The day saw a heavy downpour in Mysore, Karnataka. It is a rather old city in South-Western India, where the weather behaves like a capricious teenage girl. Within what seems like a matter of minutes, a sunny day may change into a most gloomy outlook, resulting in a torrential downpour. Afterwards, it doesn’t take very long to get back its sunny air.
Incidentally, it was also one of those days when, post-Ganesh-Chaturthi-celebrations, the pratima or murti of the Elephant-headed God was to be immersed in water. The process – which entails an elaborate, colourful and noisy, overall exuberant procession – is known as Visarjan. The word is an antonym of sarjan (a variant of srijan) – the Sanskrit term for creation. As such, it may roughly be translated into English as dissolution – an apt substitute in my opinion, as the clay murti of the God literally dissolves into the water – typically that of a river, in which it is duly immersed, following a sacred ritual at the very end of the celebratory procession.
Varuna, the Vedic god of waters, and Indra, the Lord of the gods – the Vedic divinity controlling the clouds – seemed to have colluded with each other on that particular day to bring about the heavy downpour, of which mention has been made earlier, causing the dark waters of the river Kaveri to swell. It seemed that this was done with a mind to mete out poetic justice to this special occasion where water must be available aplenty, to see to it that the Visarjan is well done. It was thus that Vinayaka, the Beloved Ganapati, the Lord Leader of the masses, was welcomed on his way back to the Unmanifest by the twin Vedic deities who oversaw the ephemeral stay of the Lord in the plane of the manifest. It was as if the Indra-Varuna duo had taken it upon themselves to oversee the Lord’s safe transit from the mundane human plane to a plane beyond. Who else could claim the role of overseers of such divine transit but these gods, for they are, after all, situated midway between this earthly plane and the Abode of the Immortal, the Eternal.

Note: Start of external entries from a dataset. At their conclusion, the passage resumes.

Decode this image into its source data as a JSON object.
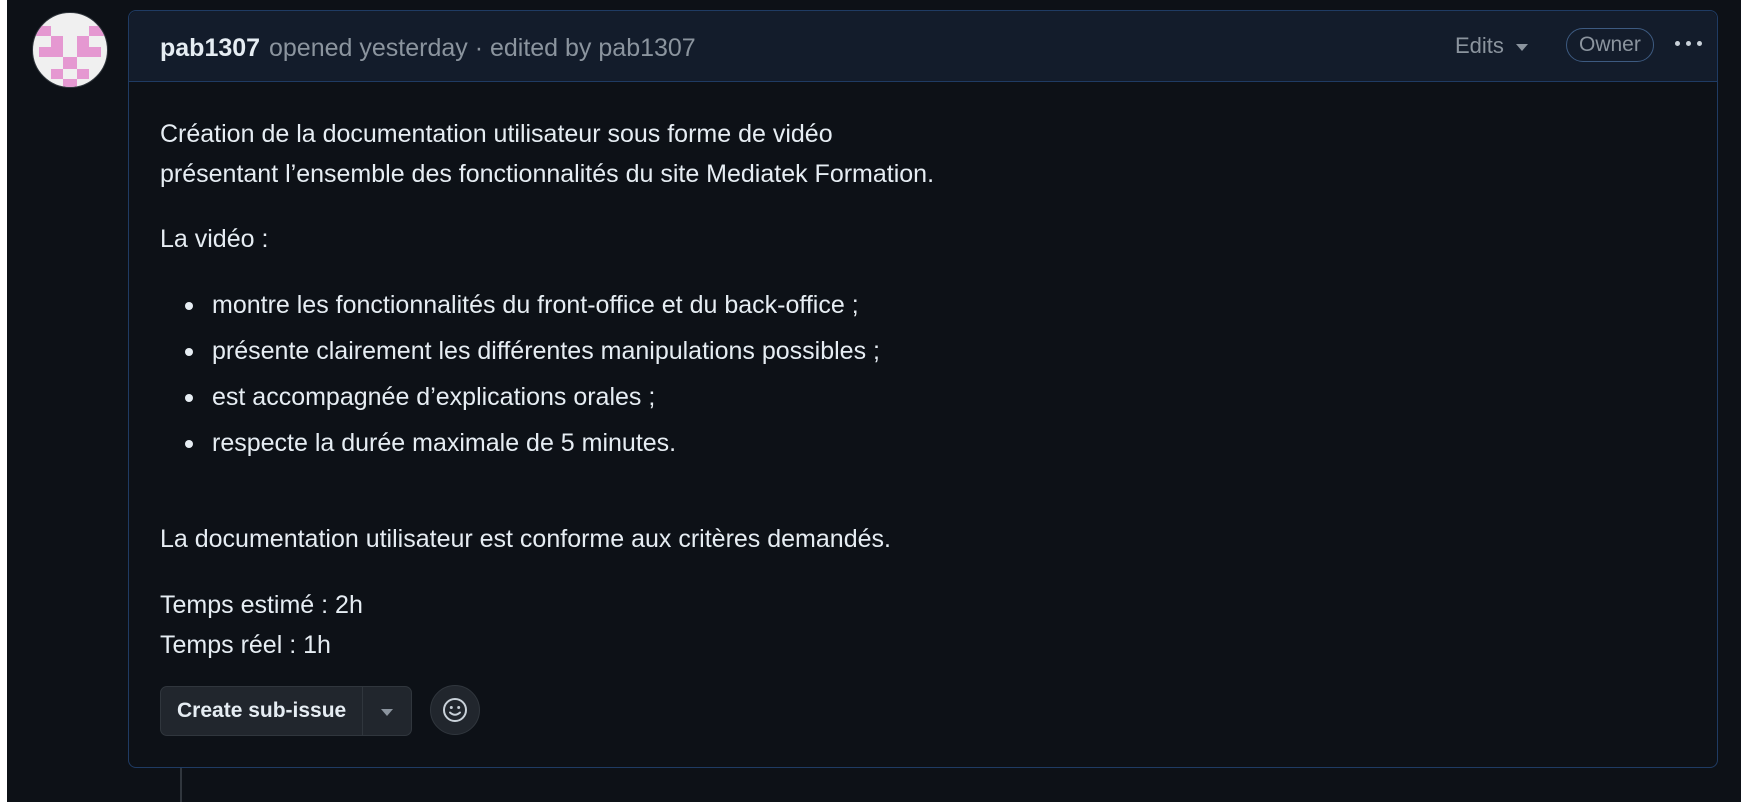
{
  "issue": {
    "author": "pab1307",
    "meta": "opened yesterday · edited by pab1307",
    "edits_label": "Edits",
    "owner_badge": "Owner",
    "more_icon": "kebab-horizontal-icon"
  },
  "description": {
    "paragraph1_line1": "Création de la documentation utilisateur sous forme de vidéo",
    "paragraph1_line2": "présentant l’ensemble des fonctionnalités du site Mediatek Formation.",
    "paragraph2": "La vidéo :",
    "list": [
      "montre les fonctionnalités du front-office et du back-office ;",
      "présente clairement les différentes manipulations possibles ;",
      "est accompagnée d’explications orales ;",
      "respecte la durée maximale de 5 minutes."
    ],
    "paragraph3": "La documentation utilisateur est conforme aux critères demandés.",
    "estimate_line": "Temps estimé : 2h",
    "actual_line": "Temps réel : 1h"
  },
  "actions": {
    "create_sub_issue": "Create sub-issue",
    "dropdown_icon": "triangle-down-icon",
    "reaction_icon": "smiley-icon"
  },
  "colors": {
    "background": "#0d1117",
    "header_bg": "#131c2b",
    "border": "#1f3b63",
    "text": "#e6edf3",
    "muted": "#8b949e",
    "avatar_pink": "#e598d1"
  }
}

To serve the Lord – and to serve him well, Varuna had transformed himself into arrows made of icy cold droplets of water, while Indra took his great bow of many colours – the Indradhanush – up in his hand. The humans, on their turn, tried their best to perform the duties ascribed to a good mortal. Being the pagans that they are, being the lovers and worshipers of all Nature, of the sacred cosmos, of the mysterious but manifest universe that they are, the humans tried to save the Crowned Head of Ganesha from Varuna’s passionate arrows shot down from the sky by the reverent Indra, who meant no harm but, out of reverence, wished to expedite the process of the Lord’s dissolution into the five elements and beyond. Humans, acting within the means available to them, held sprawling umbrellas over His manifest form. Thus the various expressions of bhakti from gods and men came into direct clash with each other: such overzealous bhakta-s – devotees – they all are. The Lord smiled, a most resplendent and indulgent smile, upon all his subjects – man and god alike – from within His manifest, serenely handsome murti, the lotus palm of His Right Hand stretched out in a gesture of bestowing divine blessings, prosperity and protection from vighna-s, i.e. any disruption whatsoever. After all, it is not for no reason that the Lord is known by the name Vighnaharta – the destroyer of impediments. As Lord Protector, He let each of his devotees play out their part in His Cosmic Play, guaranteeing that their individual parts, though they may contradict each other, be played out well, freely, and without interruption. The order of balance was thus maintained by Him in the perfect chaos.
Being intimately familiar with chaos in this way, knowing what chaos truly is, and dwelling in chaos all through their lives as one lives with a cranky parent/spouse/sibling, still going about doing one’s daily chores unperturbed, no Hindu god nor any Hindu mortal was ever known to be weary or fearful of chaos.